Sunday, January 09, 2005

Excavation photos and comments on beginning the construction process
(originally posted to LiveModern 1/9/2005)
I thought I'd start adding some photos and stuff about the actual activities of building now that were in the thick of it. These are pictures I took on the day we broke ground, November 30, 2004. Exciting and unreal at the same time. Up to this point, I was still hearing a little voice in my head on an almost daily basis telling me that it wouldn't happen.
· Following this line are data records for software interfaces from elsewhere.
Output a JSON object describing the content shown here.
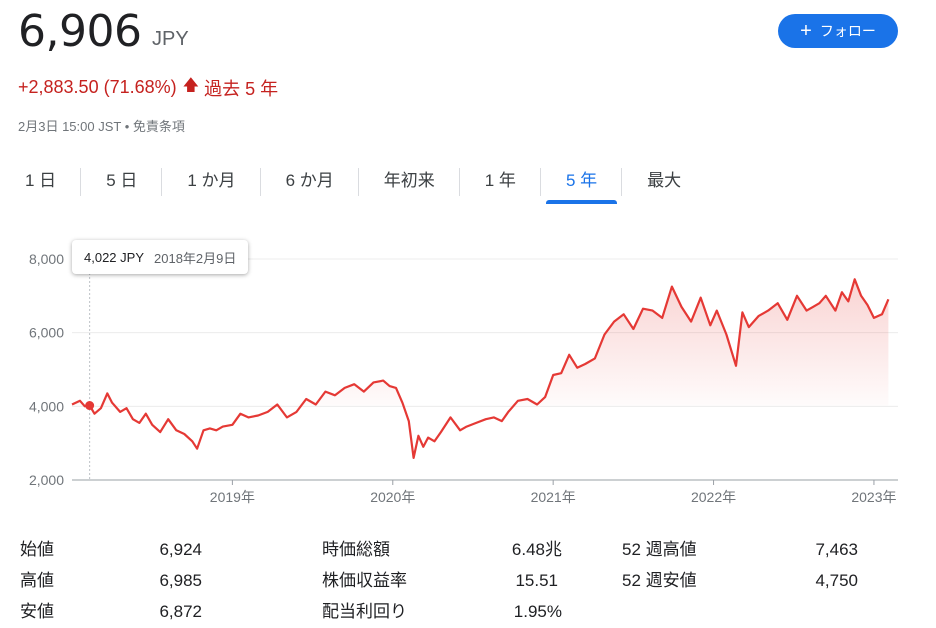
{
  "header": {
    "price": "6,906",
    "currency": "JPY",
    "follow_label": "フォロー",
    "change": "+2,883.50 (71.68%)",
    "period": "過去 5 年",
    "timestamp": "2月3日 15:00 JST",
    "separator": "•",
    "disclaimer": "免責条項"
  },
  "tabs": [
    {
      "label": "1 日",
      "active": false
    },
    {
      "label": "5 日",
      "active": false
    },
    {
      "label": "1 か月",
      "active": false
    },
    {
      "label": "6 か月",
      "active": false
    },
    {
      "label": "年初来",
      "active": false
    },
    {
      "label": "1 年",
      "active": false
    },
    {
      "label": "5 年",
      "active": true
    },
    {
      "label": "最大",
      "active": false
    }
  ],
  "tooltip": {
    "value": "4,022 JPY",
    "date": "2018年2月9日"
  },
  "colors": {
    "accent": "#1a73e8",
    "line": "#e53935",
    "negative": "#c5221f",
    "text": "#202124",
    "muted": "#70757a"
  },
  "chart_data": {
    "type": "line",
    "y_tick_labels": [
      "8,000",
      "6,000",
      "4,000",
      "2,000"
    ],
    "y_ticks": [
      8000,
      6000,
      4000,
      2000
    ],
    "x_tick_labels": [
      "2019年",
      "2020年",
      "2021年",
      "2022年",
      "2023年"
    ],
    "x_ticks": [
      2019.0,
      2020.0,
      2021.0,
      2022.0,
      2023.0
    ],
    "ylim": [
      2000,
      8000
    ],
    "xlim": [
      2018.0,
      2023.15
    ],
    "baseline": 4022,
    "start_point": [
      2018.11,
      4022
    ],
    "series": [
      {
        "x": [
          2018.0,
          2018.05,
          2018.08,
          2018.11,
          2018.14,
          2018.18,
          2018.22,
          2018.25,
          2018.3,
          2018.34,
          2018.38,
          2018.42,
          2018.46,
          2018.5,
          2018.55,
          2018.6,
          2018.65,
          2018.7,
          2018.75,
          2018.78,
          2018.82,
          2018.86,
          2018.9,
          2018.94,
          2019.0,
          2019.05,
          2019.1,
          2019.16,
          2019.22,
          2019.28,
          2019.34,
          2019.4,
          2019.46,
          2019.52,
          2019.58,
          2019.64,
          2019.7,
          2019.76,
          2019.82,
          2019.88,
          2019.94,
          2019.98,
          2020.02,
          2020.06,
          2020.1,
          2020.13,
          2020.16,
          2020.19,
          2020.22,
          2020.26,
          2020.3,
          2020.36,
          2020.42,
          2020.46,
          2020.52,
          2020.58,
          2020.63,
          2020.68,
          2020.72,
          2020.78,
          2020.84,
          2020.9,
          2020.95,
          2021.0,
          2021.05,
          2021.1,
          2021.15,
          2021.2,
          2021.26,
          2021.32,
          2021.38,
          2021.44,
          2021.5,
          2021.56,
          2021.62,
          2021.68,
          2021.74,
          2021.8,
          2021.86,
          2021.92,
          2021.98,
          2022.02,
          2022.08,
          2022.14,
          2022.18,
          2022.22,
          2022.28,
          2022.34,
          2022.4,
          2022.46,
          2022.52,
          2022.58,
          2022.62,
          2022.66,
          2022.7,
          2022.76,
          2022.8,
          2022.84,
          2022.88,
          2022.92,
          2022.96,
          2023.0,
          2023.05,
          2023.09
        ],
        "y": [
          4050,
          4150,
          4000,
          4022,
          3800,
          3950,
          4350,
          4100,
          3850,
          3950,
          3650,
          3550,
          3800,
          3500,
          3300,
          3650,
          3350,
          3250,
          3050,
          2850,
          3350,
          3400,
          3350,
          3450,
          3500,
          3800,
          3700,
          3750,
          3850,
          4050,
          3700,
          3850,
          4200,
          4050,
          4400,
          4300,
          4500,
          4600,
          4400,
          4650,
          4700,
          4550,
          4500,
          4100,
          3600,
          2600,
          3200,
          2900,
          3150,
          3050,
          3300,
          3700,
          3350,
          3450,
          3550,
          3650,
          3700,
          3600,
          3850,
          4150,
          4200,
          4050,
          4250,
          4850,
          4900,
          5400,
          5050,
          5150,
          5300,
          5950,
          6300,
          6500,
          6100,
          6650,
          6600,
          6400,
          7250,
          6700,
          6300,
          6950,
          6200,
          6600,
          5950,
          5100,
          6550,
          6150,
          6450,
          6600,
          6800,
          6350,
          7000,
          6600,
          6700,
          6800,
          7000,
          6600,
          7100,
          6850,
          7450,
          7000,
          6750,
          6400,
          6500,
          6906
        ]
      }
    ]
  },
  "stats": {
    "col1": [
      {
        "label": "始値",
        "value": "6,924"
      },
      {
        "label": "高値",
        "value": "6,985"
      },
      {
        "label": "安値",
        "value": "6,872"
      }
    ],
    "col2": [
      {
        "label": "時価総額",
        "value": "6.48兆"
      },
      {
        "label": "株価収益率",
        "value": "15.51"
      },
      {
        "label": "配当利回り",
        "value": "1.95%"
      }
    ],
    "col3": [
      {
        "label": "52 週高値",
        "value": "7,463"
      },
      {
        "label": "52 週安値",
        "value": "4,750"
      }
    ]
  }
}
Starting construction November 30th was about six months later than we anticipated, but we feel fortunate to be cruising right along now thanks to the milder than normal winter this year. The biggest downfall to getting started late aside from being at the mercy of the winter weather was that we were required to make interest payments on the land portion of our construction loan beginning 60 days after closing which amounted to several hundred dollars, essentially wasted, every month. Not an ideal way to start out. Because we were expecting it to take a long time to find land yet we found what we wanted in a matter of weeks, we had barely begun researching the details of the various financing options and had to make a quick decision so as not to lose the lot. In hindsight, we would have been much better off getting a land loan but at the time, we (naively) thought we'd have our plan details wrapped up and be ready to start in short order.

Until the point that the guys show up with the equipment and actually start moving dirt around, it's really hard to visualize what the topography of the lot will be like with the house on it, especially when the lot is sloped and there's a basement involved. As far as the actual excavation goes, the top soil is scraped off first and grade is established a few inches lower than finished slab height using a story pole and survey laser. Next the footing trenches are dug, to within an inch of what is required for bottom of footing...I found the whole process really interesting... In our case, this amounted to about $7K worth of digging, not including what we'll pay for the remainder of the backfilling against the north wall and the finish grading in the spring.


Post a Comment

<< Home